Please write out all of the entries beneath this line exactly, skipping the pictures.

# # # # #

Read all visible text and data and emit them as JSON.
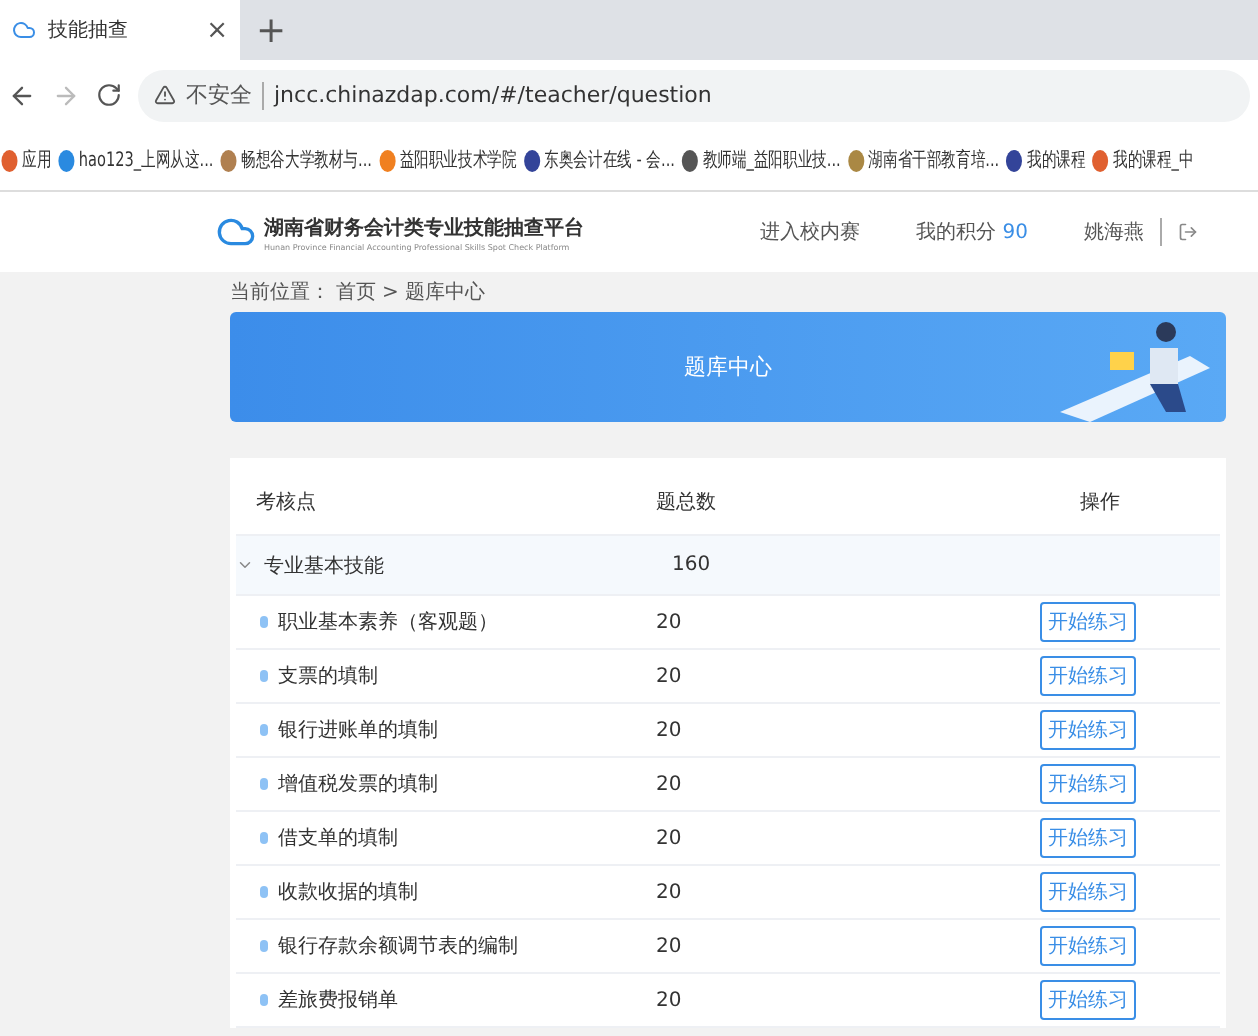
{
  "browser": {
    "tab": {
      "title": "技能抽查",
      "close": "×"
    },
    "new_tab": "+",
    "address": {
      "security": "不安全",
      "url": "jncc.chinazdap.com/#/teacher/question"
    },
    "bookmarks": [
      "应用",
      "hao123_上网从这...",
      "畅想谷大学教材与...",
      "益阳职业技术学院",
      "东奥会计在线 - 会...",
      "教师端_益阳职业技...",
      "湖南省干部教育培...",
      "我的课程",
      "我的课程_中"
    ]
  },
  "header": {
    "title": "湖南省财务会计类专业技能抽查平台",
    "subtitle": "Hunan Province Financial Accounting Professional Skills Spot Check Platform",
    "nav": [
      "进入校内赛",
      "我的积分"
    ],
    "points": "90",
    "user": "姚海燕"
  },
  "breadcrumb": {
    "label": "当前位置：",
    "items": [
      "首页",
      "题库中心"
    ],
    "separator": ">"
  },
  "banner": {
    "title": "题库中心"
  },
  "table": {
    "columns": [
      "考核点",
      "题总数",
      "操作"
    ],
    "groups": [
      {
        "name": "专业基本技能",
        "total": "160",
        "expanded": true,
        "rows": [
          {
            "name": "职业基本素养（客观题）",
            "count": "20",
            "action": "开始练习"
          },
          {
            "name": "支票的填制",
            "count": "20",
            "action": "开始练习"
          },
          {
            "name": "银行进账单的填制",
            "count": "20",
            "action": "开始练习"
          },
          {
            "name": "增值税发票的填制",
            "count": "20",
            "action": "开始练习"
          },
          {
            "name": "借支单的填制",
            "count": "20",
            "action": "开始练习"
          },
          {
            "name": "收款收据的填制",
            "count": "20",
            "action": "开始练习"
          },
          {
            "name": "银行存款余额调节表的编制",
            "count": "20",
            "action": "开始练习"
          },
          {
            "name": "差旅费报销单",
            "count": "20",
            "action": "开始练习"
          }
        ]
      }
    ]
  }
}
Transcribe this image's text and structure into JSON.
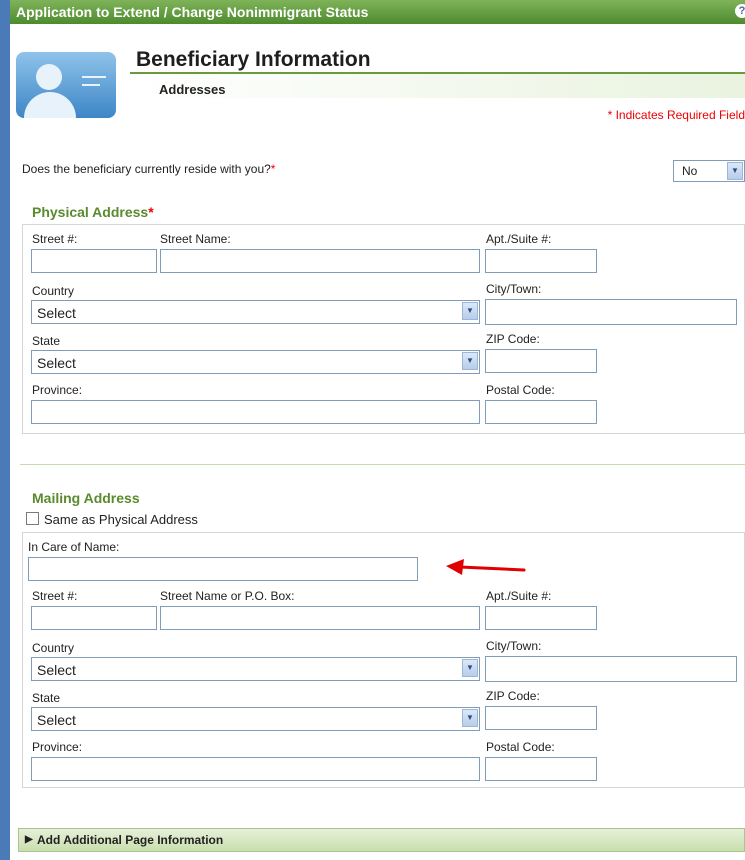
{
  "window": {
    "title": "Application to Extend / Change Nonimmigrant Status",
    "help_glyph": "?"
  },
  "header": {
    "title": "Beneficiary Information",
    "subtitle": "Addresses",
    "required_note": "* Indicates Required Field"
  },
  "question": {
    "text": "Does the beneficiary currently reside with you?",
    "required_mark": "*",
    "value": "No"
  },
  "physical": {
    "title": "Physical Address",
    "required_mark": "*",
    "street_no_label": "Street #:",
    "street_name_label": "Street Name:",
    "apt_label": "Apt./Suite #:",
    "country_label": "Country",
    "country_value": "Select",
    "city_label": "City/Town:",
    "state_label": "State",
    "state_value": "Select",
    "zip_label": "ZIP Code:",
    "province_label": "Province:",
    "postal_label": "Postal Code:"
  },
  "mailing": {
    "title": "Mailing Address",
    "same_as_label": "Same as Physical Address",
    "care_of_label": "In Care of Name:",
    "street_no_label": "Street #:",
    "street_name_label": "Street Name or P.O. Box:",
    "apt_label": "Apt./Suite #:",
    "country_label": "Country",
    "country_value": "Select",
    "city_label": "City/Town:",
    "state_label": "State",
    "state_value": "Select",
    "zip_label": "ZIP Code:",
    "province_label": "Province:",
    "postal_label": "Postal Code:"
  },
  "footer": {
    "label": "Add Additional Page Information"
  },
  "colors": {
    "accent_green": "#5b8a2e",
    "required_red": "#e00000",
    "annotation_arrow": "#e00000"
  },
  "icons": {
    "avatar": "user-profile-icon",
    "dropdown": "chevron-down-icon",
    "expand": "triangle-right-icon",
    "annotation": "arrow-left-icon"
  }
}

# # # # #

### EXERCISE ANSWER
Read all visible text and data and emit them as JSON.
{
  "browser": {
    "tab": {
      "title": "技能抽查",
      "close": "×"
    },
    "new_tab": "+",
    "address": {
      "security": "不安全",
      "url": "jncc.chinazdap.com/#/teacher/question"
    },
    "bookmarks": [
      "应用",
      "hao123_上网从这...",
      "畅想谷大学教材与...",
      "益阳职业技术学院",
      "东奥会计在线 - 会...",
      "教师端_益阳职业技...",
      "湖南省干部教育培...",
      "我的课程",
      "我的课程_中"
    ]
  },
  "header": {
    "title": "湖南省财务会计类专业技能抽查平台",
    "subtitle": "Hunan Province Financial Accounting Professional Skills Spot Check Platform",
    "nav": [
      "进入校内赛",
      "我的积分"
    ],
    "points": "90",
    "user": "姚海燕"
  },
  "breadcrumb": {
    "label": "当前位置：",
    "items": [
      "首页",
      "题库中心"
    ],
    "separator": ">"
  },
  "banner": {
    "title": "题库中心"
  },
  "table": {
    "columns": [
      "考核点",
      "题总数",
      "操作"
    ],
    "groups": [
      {
        "name": "专业基本技能",
        "total": "160",
        "expanded": true,
        "rows": [
          {
            "name": "职业基本素养（客观题）",
            "count": "20",
            "action": "开始练习"
          },
          {
            "name": "支票的填制",
            "count": "20",
            "action": "开始练习"
          },
          {
            "name": "银行进账单的填制",
            "count": "20",
            "action": "开始练习"
          },
          {
            "name": "增值税发票的填制",
            "count": "20",
            "action": "开始练习"
          },
          {
            "name": "借支单的填制",
            "count": "20",
            "action": "开始练习"
          },
          {
            "name": "收款收据的填制",
            "count": "20",
            "action": "开始练习"
          },
          {
            "name": "银行存款余额调节表的编制",
            "count": "20",
            "action": "开始练习"
          },
          {
            "name": "差旅费报销单",
            "count": "20",
            "action": "开始练习"
          }
        ]
      }
    ]
  }
}
Transcribe this image's text and structure into JSON.
{
  "window": {
    "title": "Application to Extend / Change Nonimmigrant Status",
    "help_glyph": "?"
  },
  "header": {
    "title": "Beneficiary Information",
    "subtitle": "Addresses",
    "required_note": "* Indicates Required Field"
  },
  "question": {
    "text": "Does the beneficiary currently reside with you?",
    "required_mark": "*",
    "value": "No"
  },
  "physical": {
    "title": "Physical Address",
    "required_mark": "*",
    "street_no_label": "Street #:",
    "street_name_label": "Street Name:",
    "apt_label": "Apt./Suite #:",
    "country_label": "Country",
    "country_value": "Select",
    "city_label": "City/Town:",
    "state_label": "State",
    "state_value": "Select",
    "zip_label": "ZIP Code:",
    "province_label": "Province:",
    "postal_label": "Postal Code:"
  },
  "mailing": {
    "title": "Mailing Address",
    "same_as_label": "Same as Physical Address",
    "care_of_label": "In Care of Name:",
    "street_no_label": "Street #:",
    "street_name_label": "Street Name or P.O. Box:",
    "apt_label": "Apt./Suite #:",
    "country_label": "Country",
    "country_value": "Select",
    "city_label": "City/Town:",
    "state_label": "State",
    "state_value": "Select",
    "zip_label": "ZIP Code:",
    "province_label": "Province:",
    "postal_label": "Postal Code:"
  },
  "footer": {
    "label": "Add Additional Page Information"
  },
  "colors": {
    "accent_green": "#5b8a2e",
    "required_red": "#e00000",
    "annotation_arrow": "#e00000"
  },
  "icons": {
    "avatar": "user-profile-icon",
    "dropdown": "chevron-down-icon",
    "expand": "triangle-right-icon",
    "annotation": "arrow-left-icon"
  }
}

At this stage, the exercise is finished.